» **HOW TO COMPLETE THIS TASK**:
Every record below must come back exactly as written, with the images dropped.

------ TASK DATA ------

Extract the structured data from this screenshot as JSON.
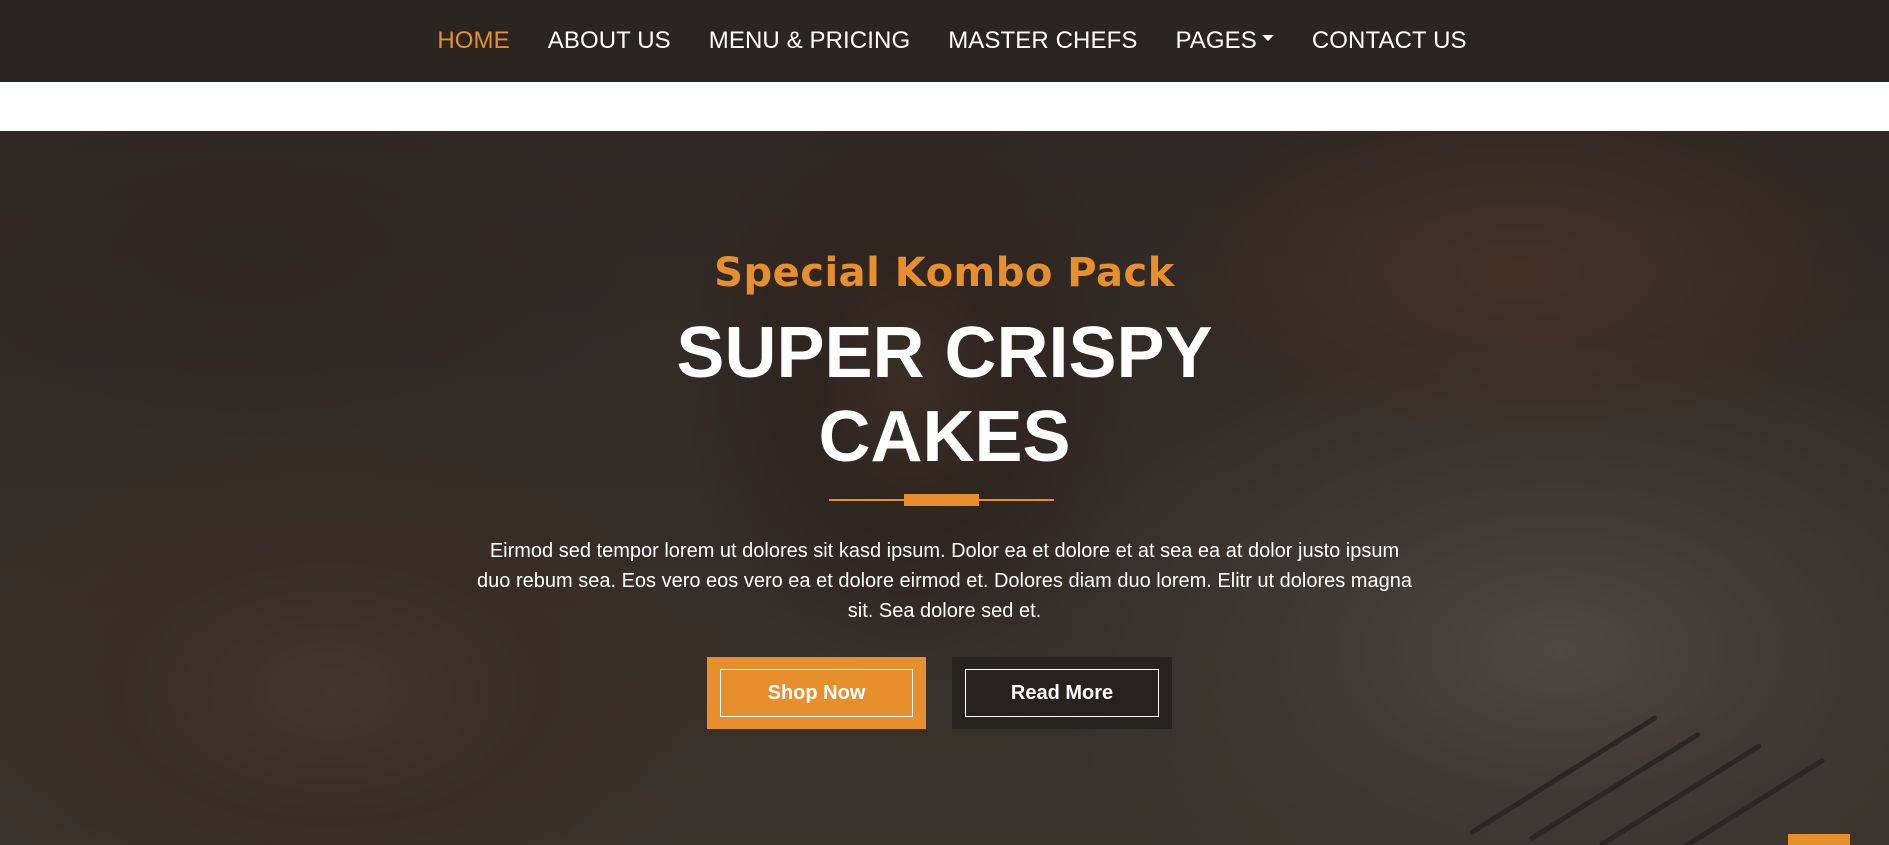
{
  "nav": {
    "items": [
      {
        "label": "HOME",
        "active": true
      },
      {
        "label": "ABOUT US",
        "active": false
      },
      {
        "label": "MENU & PRICING",
        "active": false
      },
      {
        "label": "MASTER CHEFS",
        "active": false
      },
      {
        "label": "PAGES",
        "active": false,
        "dropdown": true
      },
      {
        "label": "CONTACT US",
        "active": false
      }
    ]
  },
  "hero": {
    "subtitle": "Special Kombo Pack",
    "title_line1": "SUPER CRISPY",
    "title_line2": "CAKES",
    "description": "Eirmod sed tempor lorem ut dolores sit kasd ipsum. Dolor ea et dolore et at sea ea at dolor justo ipsum duo rebum sea. Eos vero eos vero ea et dolore eirmod et. Dolores diam duo lorem. Elitr ut dolores magna sit. Sea dolore sed et.",
    "primary_button": "Shop Now",
    "secondary_button": "Read More"
  },
  "colors": {
    "accent": "#e78f2c",
    "navbar_bg": "#2a2520",
    "text_light": "#ffffff"
  },
  "icons": {
    "dropdown": "caret-down-icon"
  }
}
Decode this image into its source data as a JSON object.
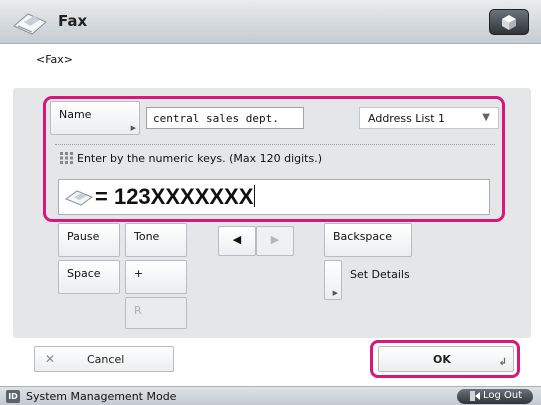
{
  "header": {
    "title": "Fax"
  },
  "subtitle": "<Fax>",
  "name_button": {
    "label": "Name"
  },
  "name_field": {
    "value": "central sales dept."
  },
  "address_list": {
    "selected": "Address List 1"
  },
  "hint": "Enter by the numeric keys. (Max 120 digits.)",
  "number_field": {
    "value": "= 123XXXXXXX"
  },
  "keys": {
    "pause": "Pause",
    "tone": "Tone",
    "space": "Space",
    "plus": "+",
    "r": "R",
    "left_arrow": "◀",
    "right_arrow": "▶",
    "backspace": "Backspace",
    "set_details": "Set Details"
  },
  "footer": {
    "cancel": "Cancel",
    "ok": "OK"
  },
  "statusbar": {
    "id_badge": "ID",
    "mode": "System Management Mode",
    "logout": "Log Out"
  },
  "colors": {
    "highlight": "#d8177e",
    "panel": "#e4e6e8"
  }
}
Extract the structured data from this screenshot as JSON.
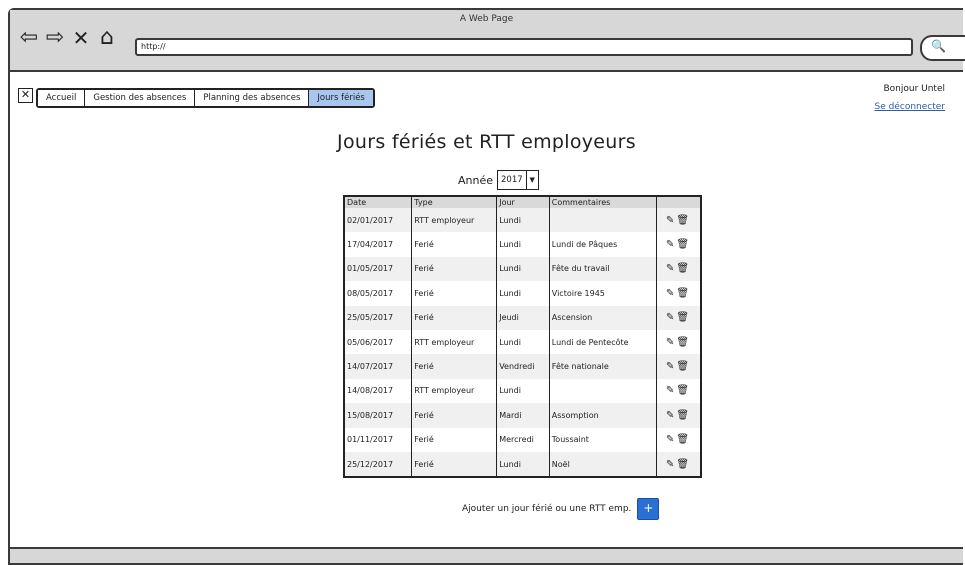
{
  "window": {
    "title": "A Web Page",
    "url": "http://"
  },
  "nav": {
    "back": "⇦",
    "forward": "⇨",
    "stop": "✕",
    "home": "⌂",
    "search": "🔍"
  },
  "tabs": [
    {
      "label": "Accueil"
    },
    {
      "label": "Gestion des absences"
    },
    {
      "label": "Planning des absences"
    },
    {
      "label": "Jours fériés",
      "active": true
    }
  ],
  "user": {
    "greeting": "Bonjour Untel",
    "logout": "Se déconnecter"
  },
  "page": {
    "title": "Jours fériés et RTT employeurs"
  },
  "year": {
    "label": "Année",
    "value": "2017"
  },
  "table": {
    "headers": [
      "Date",
      "Type",
      "Jour",
      "Commentaires",
      ""
    ],
    "rows": [
      [
        "02/01/2017",
        "RTT employeur",
        "Lundi",
        ""
      ],
      [
        "17/04/2017",
        "Ferié",
        "Lundi",
        "Lundi de Pâques"
      ],
      [
        "01/05/2017",
        "Ferié",
        "Lundi",
        "Fête du travail"
      ],
      [
        "08/05/2017",
        "Ferié",
        "Lundi",
        "Victoire 1945"
      ],
      [
        "25/05/2017",
        "Ferié",
        "Jeudi",
        "Ascension"
      ],
      [
        "05/06/2017",
        "RTT employeur",
        "Lundi",
        "Lundi de Pentecôte"
      ],
      [
        "14/07/2017",
        "Ferié",
        "Vendredi",
        "Fête nationale"
      ],
      [
        "14/08/2017",
        "RTT employeur",
        "Lundi",
        ""
      ],
      [
        "15/08/2017",
        "Ferié",
        "Mardi",
        "Assomption"
      ],
      [
        "01/11/2017",
        "Ferié",
        "Mercredi",
        "Toussaint"
      ],
      [
        "25/12/2017",
        "Ferié",
        "Lundi",
        "Noël"
      ]
    ],
    "row_actions": {
      "edit_icon": "✎",
      "delete_icon": "🗑"
    }
  },
  "add": {
    "label": "Ajouter un jour férié ou une RTT emp.",
    "button": "+"
  },
  "colors": {
    "active_tab": "#a9c7ee",
    "add_button": "#2a6fd6",
    "link": "#2e5ea8"
  }
}
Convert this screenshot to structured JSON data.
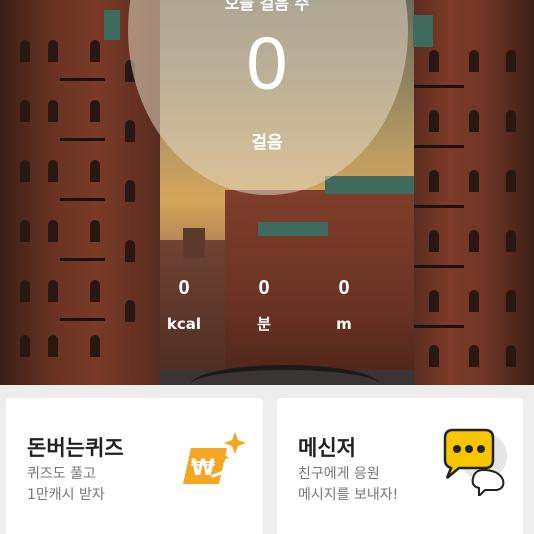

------

» **RESPONSE**:
Extract the structured data from this screenshot as JSON.
{
  "nav": {
    "items": [
      {
        "label": "HOME",
        "active": true
      },
      {
        "label": "ABOUT US",
        "active": false
      },
      {
        "label": "MENU & PRICING",
        "active": false
      },
      {
        "label": "MASTER CHEFS",
        "active": false
      },
      {
        "label": "PAGES",
        "active": false,
        "dropdown": true
      },
      {
        "label": "CONTACT US",
        "active": false
      }
    ]
  },
  "hero": {
    "subtitle": "Special Kombo Pack",
    "title_line1": "SUPER CRISPY",
    "title_line2": "CAKES",
    "description": "Eirmod sed tempor lorem ut dolores sit kasd ipsum. Dolor ea et dolore et at sea ea at dolor justo ipsum duo rebum sea. Eos vero eos vero ea et dolore eirmod et. Dolores diam duo lorem. Elitr ut dolores magna sit. Sea dolore sed et.",
    "primary_button": "Shop Now",
    "secondary_button": "Read More"
  },
  "colors": {
    "accent": "#e78f2c",
    "navbar_bg": "#2a2520",
    "text_light": "#ffffff"
  },
  "icons": {
    "dropdown": "caret-down-icon"
  }
}
Decode this image into its source data as a JSON object.
{
  "header": {
    "title": "Fax"
  },
  "subtitle": "<Fax>",
  "name_button": {
    "label": "Name"
  },
  "name_field": {
    "value": "central sales dept."
  },
  "address_list": {
    "selected": "Address List 1"
  },
  "hint": "Enter by the numeric keys. (Max 120 digits.)",
  "number_field": {
    "value": "= 123XXXXXXX"
  },
  "keys": {
    "pause": "Pause",
    "tone": "Tone",
    "space": "Space",
    "plus": "+",
    "r": "R",
    "left_arrow": "◀",
    "right_arrow": "▶",
    "backspace": "Backspace",
    "set_details": "Set Details"
  },
  "footer": {
    "cancel": "Cancel",
    "ok": "OK"
  },
  "statusbar": {
    "id_badge": "ID",
    "mode": "System Management Mode",
    "logout": "Log Out"
  },
  "colors": {
    "highlight": "#d8177e",
    "panel": "#e4e6e8"
  }
}
Extract the structured data from this screenshot as JSON.
{
  "window": {
    "title": "A Web Page",
    "url": "http://"
  },
  "nav": {
    "back": "⇦",
    "forward": "⇨",
    "stop": "✕",
    "home": "⌂",
    "search": "🔍"
  },
  "tabs": [
    {
      "label": "Accueil"
    },
    {
      "label": "Gestion des absences"
    },
    {
      "label": "Planning des absences"
    },
    {
      "label": "Jours fériés",
      "active": true
    }
  ],
  "user": {
    "greeting": "Bonjour Untel",
    "logout": "Se déconnecter"
  },
  "page": {
    "title": "Jours fériés et RTT employeurs"
  },
  "year": {
    "label": "Année",
    "value": "2017"
  },
  "table": {
    "headers": [
      "Date",
      "Type",
      "Jour",
      "Commentaires",
      ""
    ],
    "rows": [
      [
        "02/01/2017",
        "RTT employeur",
        "Lundi",
        ""
      ],
      [
        "17/04/2017",
        "Ferié",
        "Lundi",
        "Lundi de Pâques"
      ],
      [
        "01/05/2017",
        "Ferié",
        "Lundi",
        "Fête du travail"
      ],
      [
        "08/05/2017",
        "Ferié",
        "Lundi",
        "Victoire 1945"
      ],
      [
        "25/05/2017",
        "Ferié",
        "Jeudi",
        "Ascension"
      ],
      [
        "05/06/2017",
        "RTT employeur",
        "Lundi",
        "Lundi de Pentecôte"
      ],
      [
        "14/07/2017",
        "Ferié",
        "Vendredi",
        "Fête nationale"
      ],
      [
        "14/08/2017",
        "RTT employeur",
        "Lundi",
        ""
      ],
      [
        "15/08/2017",
        "Ferié",
        "Mardi",
        "Assomption"
      ],
      [
        "01/11/2017",
        "Ferié",
        "Mercredi",
        "Toussaint"
      ],
      [
        "25/12/2017",
        "Ferié",
        "Lundi",
        "Noël"
      ]
    ],
    "row_actions": {
      "edit_icon": "✎",
      "delete_icon": "🗑"
    }
  },
  "add": {
    "label": "Ajouter un jour férié ou une RTT emp.",
    "button": "+"
  },
  "colors": {
    "active_tab": "#a9c7ee",
    "add_button": "#2a6fd6",
    "link": "#2e5ea8"
  }
}
Convert this screenshot to structured JSON data.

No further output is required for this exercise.